Whittell football takes aim at Pahranagat Valley — and its winning streak — in 1A State semifinals
1A State football semifinals
Friday, Nov. 11
(2S) Spring Mountain at (1W) Virginia City, noon
(2W) Whittell at (1S) Pahranagat Valley, 6 p.m.
All winning streaks have to come to an end sometime. It’s a simple but important notion for the Whittell football team to keep in mind in advance of its 1A State semifinal contest Friday, Nov. 11.
The West League second seed Warriors (9-1) travel to play Southern League Champion Pahranagat Valley (Alamo, Nev.) (10-0) in the eight-man state semis Friday at 6 p.m. The eight-time defending state champion Panthers have won 103 straight games, the longest active winning streak in the nation.
“Every streak that has ever been has ended at some point,” Warriors coach Phil Bryant said. “They all lose at some point — and generally the loss is to someone no one expected them to lose to.”
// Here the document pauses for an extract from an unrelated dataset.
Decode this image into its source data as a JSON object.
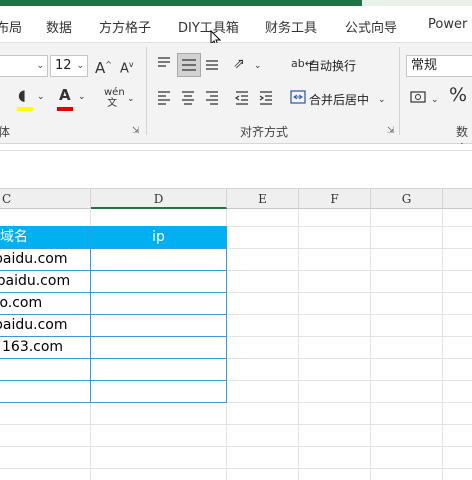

West League champion Virginia City (10-0) hosts Southern second seed Spring Mountain (Las Vegas) (7-2) in the other state semifinal Friday at noon. Friday’s winners meet for the championship Saturday, Nov. 19, at Clark High in Las Vegas.
Whittell is painfully familiar with the Panthers and their undefeated run that dates back to the 2008 season. Pahranagat Valley’s 93rd victory in a row — tying a national eight-man record — came over the Warriors by a 54-28 margin in the Div. IV State championship game.
“If you’re going to win state, you have to play them sometime,” Bryant said. “The ‘when’ is immaterial. We like our chances, we like our team, and I like their attitudes.”
The biggest obstacle Whittell has to overcome in order to snap the Panthers’ streak is the size discrepancy between the teams. The Panthers are bigger at nearly every position — especially in the trenches.
“We have some work to do to face what they do offensively and defensively, but so do they,” Bryant said. “I don’t think they’ve played anybody that can do the things our backs do in combination. We present some problems there.”
Offensively for the Warriors, it starts with senior Dismas Womack. Whittell’s quarterback has thrown for 1,095 yards, passed for 1,322 yards and accounted for 39 total touchdowns this season, and his speed and elusiveness have typically been too much for opposing defenses to handle.
Whittell’s rushing attack also features the bruising running of sophomore Dalton Warswick (965 yards, 13 touchdowns) and the speed of junior Corey Huber (714, 10). The Warriors’ offense averaging 60 points per game is tasked with moving the ball against a Panthers defense that typically sits at the line of scrimmage and in zone coverage.
“We’re not afraid to run the stuff we normally run,” Bryant said. “We’ll spread them out and get our guys in space, and come in tight and try to get them out of the way.”
Pahranagat Valley features one of the best eight-man passing attacks in the state, led by senior quarterback Tabor Maxwell. Seniors Christian Higbee and Ike Taylor are the Panthers’ top rushers, and their receiving corps includes junior Culen Highbe — a 6-foot-9-inch target at tight end.
The Warriors’ defensive objective is to limit Pahranagat Valley’s big plays. Whittell can’t get beat deep by Maxwell if it wants to have a chance to knock off the Panthers.
“You have to play pretty much error free against them because you can’t make mistakes,” Bryant said. “It’s all about being where you’re supposed to be and doing what you’re supposed to do.”
While Huber has been hobbled with an ankle injury suffered in Whittell’s regular season finale, the Warriors will get a boost even if he sees limited action. That’s because junior Caleb Moretti will be back on the field after missing a handful of games — and expected to make an immediate impact on both sides of the ball.
Whittell knows not many expect it to bring Pahranagat Valley’s 103-game winning streak to an end Friday night. But the Warriors aren’t making the trip to Alamo just to keep the score close.
“We’re going down there to win a ballgame,” Bryant said. “We have nothing to lose and everything to gain.”
Support Local Journalism
Support Local Journalism
Readers around the Lake Tahoe Basin and beyond make the Tahoe Tribune's work possible. Your financial contribution supports our efforts to deliver quality, locally relevant journalism.
Now more than ever, your support is critical to help us keep our community informed about the evolving coronavirus pandemic and the impact it is having locally. Every contribution, however large or small, will make a difference.
Your donation will help us continue to cover COVID-19 and our other vital local news.
Start a dialogue, stay on topic and be civil.
If you don't follow the rules, your comment may be deleted.
User Legend: Moderator Trusted User